### THE TASK:
Gather all lines in the entries that include the word "items".

======== DATASET RECORDS

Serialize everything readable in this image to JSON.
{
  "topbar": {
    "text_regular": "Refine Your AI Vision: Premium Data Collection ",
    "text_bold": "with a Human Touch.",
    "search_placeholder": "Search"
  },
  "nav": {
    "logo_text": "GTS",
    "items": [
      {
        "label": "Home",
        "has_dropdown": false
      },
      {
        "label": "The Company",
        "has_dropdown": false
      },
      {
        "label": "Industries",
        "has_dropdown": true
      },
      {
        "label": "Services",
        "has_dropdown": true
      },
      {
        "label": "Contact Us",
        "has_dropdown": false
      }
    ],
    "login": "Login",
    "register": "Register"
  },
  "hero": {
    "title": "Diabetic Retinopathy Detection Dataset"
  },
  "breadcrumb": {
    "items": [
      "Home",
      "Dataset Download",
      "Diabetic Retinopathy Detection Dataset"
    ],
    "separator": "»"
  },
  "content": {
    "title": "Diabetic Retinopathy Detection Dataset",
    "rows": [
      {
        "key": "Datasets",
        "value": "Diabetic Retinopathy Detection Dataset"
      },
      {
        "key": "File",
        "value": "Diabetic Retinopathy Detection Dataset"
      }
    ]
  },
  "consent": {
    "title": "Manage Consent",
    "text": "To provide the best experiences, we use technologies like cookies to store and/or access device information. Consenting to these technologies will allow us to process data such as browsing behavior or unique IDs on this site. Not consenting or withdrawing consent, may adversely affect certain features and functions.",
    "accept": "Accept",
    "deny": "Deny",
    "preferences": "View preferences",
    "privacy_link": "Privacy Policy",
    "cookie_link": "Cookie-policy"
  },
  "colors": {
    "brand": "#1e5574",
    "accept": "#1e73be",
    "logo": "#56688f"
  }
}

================
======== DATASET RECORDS

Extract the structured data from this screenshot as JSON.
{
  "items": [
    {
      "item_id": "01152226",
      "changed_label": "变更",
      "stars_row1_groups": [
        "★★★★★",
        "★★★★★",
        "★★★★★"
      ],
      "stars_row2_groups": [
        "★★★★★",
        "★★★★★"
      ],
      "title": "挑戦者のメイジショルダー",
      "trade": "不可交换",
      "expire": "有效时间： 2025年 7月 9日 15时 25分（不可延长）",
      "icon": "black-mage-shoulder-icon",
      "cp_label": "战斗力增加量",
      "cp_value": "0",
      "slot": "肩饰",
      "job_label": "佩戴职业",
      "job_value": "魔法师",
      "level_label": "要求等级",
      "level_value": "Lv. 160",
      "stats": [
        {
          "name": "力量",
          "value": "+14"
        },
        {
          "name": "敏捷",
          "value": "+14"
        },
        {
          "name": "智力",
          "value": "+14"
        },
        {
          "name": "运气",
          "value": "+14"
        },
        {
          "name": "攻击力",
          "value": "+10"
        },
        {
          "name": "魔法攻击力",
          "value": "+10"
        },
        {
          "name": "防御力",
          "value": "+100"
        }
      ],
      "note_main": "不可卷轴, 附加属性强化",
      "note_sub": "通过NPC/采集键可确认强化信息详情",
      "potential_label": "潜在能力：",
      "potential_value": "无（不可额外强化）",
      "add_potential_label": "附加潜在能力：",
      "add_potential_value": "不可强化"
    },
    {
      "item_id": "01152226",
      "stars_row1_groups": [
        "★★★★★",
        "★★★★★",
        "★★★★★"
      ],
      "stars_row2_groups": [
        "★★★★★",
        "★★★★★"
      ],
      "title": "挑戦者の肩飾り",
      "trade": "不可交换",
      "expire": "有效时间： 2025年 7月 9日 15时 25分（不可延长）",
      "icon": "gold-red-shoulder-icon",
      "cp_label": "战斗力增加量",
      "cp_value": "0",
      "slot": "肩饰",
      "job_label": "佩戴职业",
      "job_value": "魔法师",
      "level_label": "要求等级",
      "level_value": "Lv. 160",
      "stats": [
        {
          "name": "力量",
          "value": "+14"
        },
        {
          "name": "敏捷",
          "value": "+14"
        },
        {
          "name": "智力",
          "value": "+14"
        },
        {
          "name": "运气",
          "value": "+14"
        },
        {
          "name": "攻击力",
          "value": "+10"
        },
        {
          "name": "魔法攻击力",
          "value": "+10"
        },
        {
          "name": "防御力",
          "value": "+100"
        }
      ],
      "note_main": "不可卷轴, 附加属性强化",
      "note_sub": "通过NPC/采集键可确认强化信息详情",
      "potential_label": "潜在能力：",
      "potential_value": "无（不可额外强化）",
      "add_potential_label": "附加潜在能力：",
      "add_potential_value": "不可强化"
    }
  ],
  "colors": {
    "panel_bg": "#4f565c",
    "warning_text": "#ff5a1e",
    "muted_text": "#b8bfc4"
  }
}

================
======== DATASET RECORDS

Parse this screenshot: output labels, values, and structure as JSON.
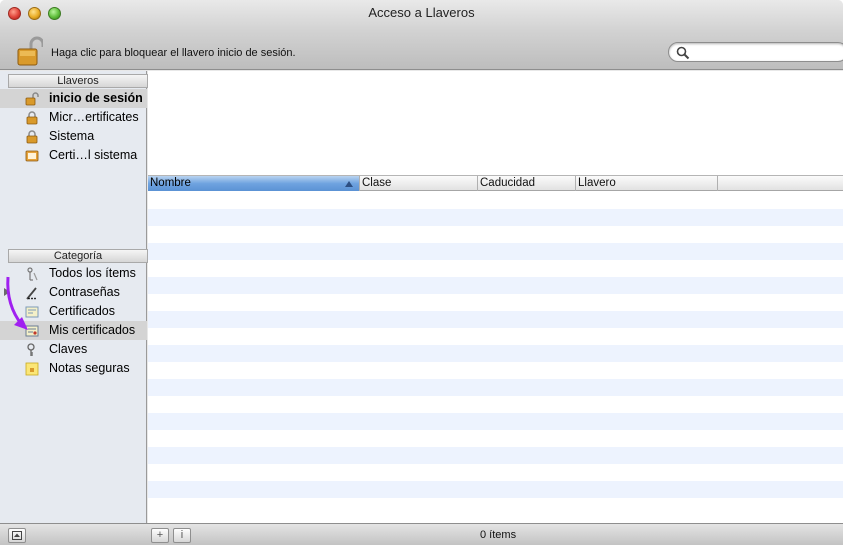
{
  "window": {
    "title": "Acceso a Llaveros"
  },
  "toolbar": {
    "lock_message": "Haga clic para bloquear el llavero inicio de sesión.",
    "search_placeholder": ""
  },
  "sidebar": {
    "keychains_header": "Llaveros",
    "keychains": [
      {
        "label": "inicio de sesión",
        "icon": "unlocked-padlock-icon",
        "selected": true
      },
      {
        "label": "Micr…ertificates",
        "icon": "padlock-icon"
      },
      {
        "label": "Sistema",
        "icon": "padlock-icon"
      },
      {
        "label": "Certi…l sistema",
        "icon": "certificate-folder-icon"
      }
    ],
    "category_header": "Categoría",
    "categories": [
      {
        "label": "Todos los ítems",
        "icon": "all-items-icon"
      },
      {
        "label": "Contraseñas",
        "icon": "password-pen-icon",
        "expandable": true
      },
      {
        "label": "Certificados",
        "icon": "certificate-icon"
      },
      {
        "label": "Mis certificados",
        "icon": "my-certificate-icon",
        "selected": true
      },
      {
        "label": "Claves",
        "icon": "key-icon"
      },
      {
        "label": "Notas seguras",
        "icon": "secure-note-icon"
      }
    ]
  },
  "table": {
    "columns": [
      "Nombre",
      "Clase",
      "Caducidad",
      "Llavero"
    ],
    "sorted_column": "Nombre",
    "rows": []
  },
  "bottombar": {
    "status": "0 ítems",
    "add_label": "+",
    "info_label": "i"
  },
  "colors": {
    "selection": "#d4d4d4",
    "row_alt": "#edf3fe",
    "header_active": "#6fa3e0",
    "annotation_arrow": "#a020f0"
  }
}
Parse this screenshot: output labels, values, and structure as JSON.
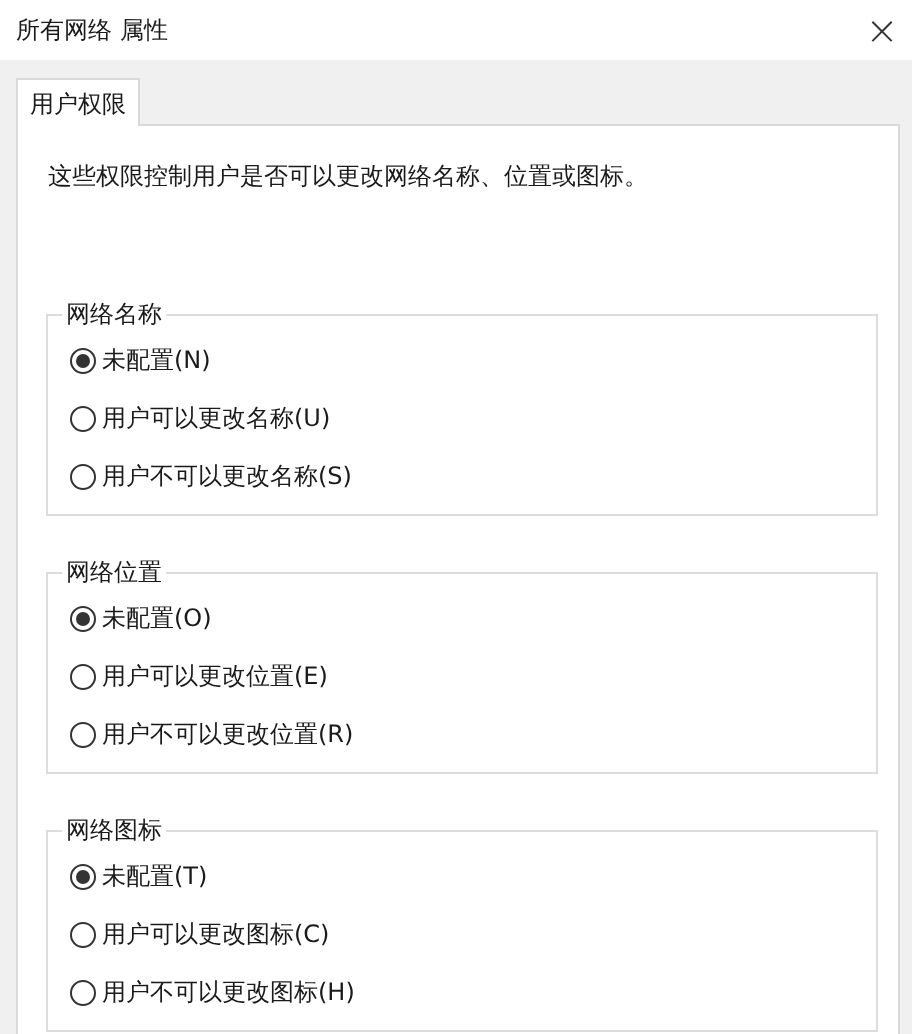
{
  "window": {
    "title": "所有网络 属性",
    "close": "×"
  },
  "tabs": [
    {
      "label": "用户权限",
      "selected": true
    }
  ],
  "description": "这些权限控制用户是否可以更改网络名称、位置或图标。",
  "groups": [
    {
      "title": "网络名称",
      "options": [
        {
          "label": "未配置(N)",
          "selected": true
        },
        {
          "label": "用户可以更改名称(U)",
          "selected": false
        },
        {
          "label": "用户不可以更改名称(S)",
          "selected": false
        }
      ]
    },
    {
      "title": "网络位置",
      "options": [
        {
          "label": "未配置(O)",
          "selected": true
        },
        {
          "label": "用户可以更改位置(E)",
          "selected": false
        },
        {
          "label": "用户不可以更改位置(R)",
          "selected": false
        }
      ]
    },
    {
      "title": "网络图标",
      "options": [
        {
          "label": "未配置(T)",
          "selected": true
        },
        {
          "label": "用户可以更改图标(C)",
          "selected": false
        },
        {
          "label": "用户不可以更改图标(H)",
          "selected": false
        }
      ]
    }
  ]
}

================

### ANSWER FOR THIS EXERCISE:
    "items": [
    "items": [
  "items": [
        "icon": "all-items-icon"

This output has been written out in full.